### WORK ITEM
Find all the lines in the entries below that hold the word "JSON" and copy them.

### DATA FOR ANALYSIS

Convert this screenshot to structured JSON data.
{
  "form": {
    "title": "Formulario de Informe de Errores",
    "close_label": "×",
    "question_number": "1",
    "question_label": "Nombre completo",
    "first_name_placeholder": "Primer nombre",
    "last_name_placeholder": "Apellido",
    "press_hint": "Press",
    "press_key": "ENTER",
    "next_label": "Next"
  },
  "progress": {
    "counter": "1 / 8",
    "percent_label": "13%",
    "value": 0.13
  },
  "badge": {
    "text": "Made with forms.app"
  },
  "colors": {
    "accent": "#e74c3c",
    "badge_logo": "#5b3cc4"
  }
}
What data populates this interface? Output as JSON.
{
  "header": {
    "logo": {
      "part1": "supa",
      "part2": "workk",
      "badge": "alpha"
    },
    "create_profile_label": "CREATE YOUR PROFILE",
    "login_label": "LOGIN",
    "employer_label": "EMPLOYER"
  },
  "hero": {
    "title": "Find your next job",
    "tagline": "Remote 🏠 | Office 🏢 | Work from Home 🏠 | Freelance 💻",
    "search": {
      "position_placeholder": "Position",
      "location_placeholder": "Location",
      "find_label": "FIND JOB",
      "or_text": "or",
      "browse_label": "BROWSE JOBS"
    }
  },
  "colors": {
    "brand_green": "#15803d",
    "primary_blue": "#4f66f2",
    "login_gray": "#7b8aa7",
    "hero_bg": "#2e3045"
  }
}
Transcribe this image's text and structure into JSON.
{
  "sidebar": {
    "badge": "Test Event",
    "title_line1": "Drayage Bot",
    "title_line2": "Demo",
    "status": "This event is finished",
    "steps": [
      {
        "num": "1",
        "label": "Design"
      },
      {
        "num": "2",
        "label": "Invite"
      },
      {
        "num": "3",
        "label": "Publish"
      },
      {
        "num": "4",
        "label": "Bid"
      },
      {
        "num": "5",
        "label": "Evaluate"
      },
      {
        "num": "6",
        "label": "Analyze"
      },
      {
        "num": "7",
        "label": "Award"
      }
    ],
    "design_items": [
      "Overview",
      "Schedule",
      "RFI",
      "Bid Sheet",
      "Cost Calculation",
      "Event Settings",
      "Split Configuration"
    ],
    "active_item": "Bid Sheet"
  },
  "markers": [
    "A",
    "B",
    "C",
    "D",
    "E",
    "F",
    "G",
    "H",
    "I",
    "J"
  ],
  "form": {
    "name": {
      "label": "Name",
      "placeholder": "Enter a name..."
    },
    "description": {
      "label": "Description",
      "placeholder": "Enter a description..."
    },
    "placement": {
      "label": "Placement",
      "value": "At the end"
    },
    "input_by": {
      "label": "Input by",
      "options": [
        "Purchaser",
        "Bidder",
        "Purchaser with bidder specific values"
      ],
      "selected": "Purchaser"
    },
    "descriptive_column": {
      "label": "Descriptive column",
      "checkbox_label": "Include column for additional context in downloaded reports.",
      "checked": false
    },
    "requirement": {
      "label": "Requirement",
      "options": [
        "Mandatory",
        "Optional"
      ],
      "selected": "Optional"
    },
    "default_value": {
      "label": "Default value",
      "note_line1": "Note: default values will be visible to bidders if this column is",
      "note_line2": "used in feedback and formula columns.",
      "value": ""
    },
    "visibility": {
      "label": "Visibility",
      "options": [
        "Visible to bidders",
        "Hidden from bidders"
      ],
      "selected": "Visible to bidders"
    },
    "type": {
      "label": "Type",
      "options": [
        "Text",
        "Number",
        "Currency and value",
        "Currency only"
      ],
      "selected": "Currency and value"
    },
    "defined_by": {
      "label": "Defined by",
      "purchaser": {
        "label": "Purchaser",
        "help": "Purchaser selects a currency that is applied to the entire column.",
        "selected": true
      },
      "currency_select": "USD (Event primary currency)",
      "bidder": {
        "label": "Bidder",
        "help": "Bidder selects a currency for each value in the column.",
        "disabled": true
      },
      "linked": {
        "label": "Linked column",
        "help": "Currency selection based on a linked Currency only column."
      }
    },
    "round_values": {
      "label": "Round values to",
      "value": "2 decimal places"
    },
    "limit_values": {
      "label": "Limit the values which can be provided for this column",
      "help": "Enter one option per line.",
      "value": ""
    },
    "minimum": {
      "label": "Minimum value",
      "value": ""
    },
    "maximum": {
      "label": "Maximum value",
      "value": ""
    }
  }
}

### ANSWER SPACE
Convert this screenshot to structured JSON data.
What data populates this interface? Output as JSON.
Transcribe this image's text and structure into JSON.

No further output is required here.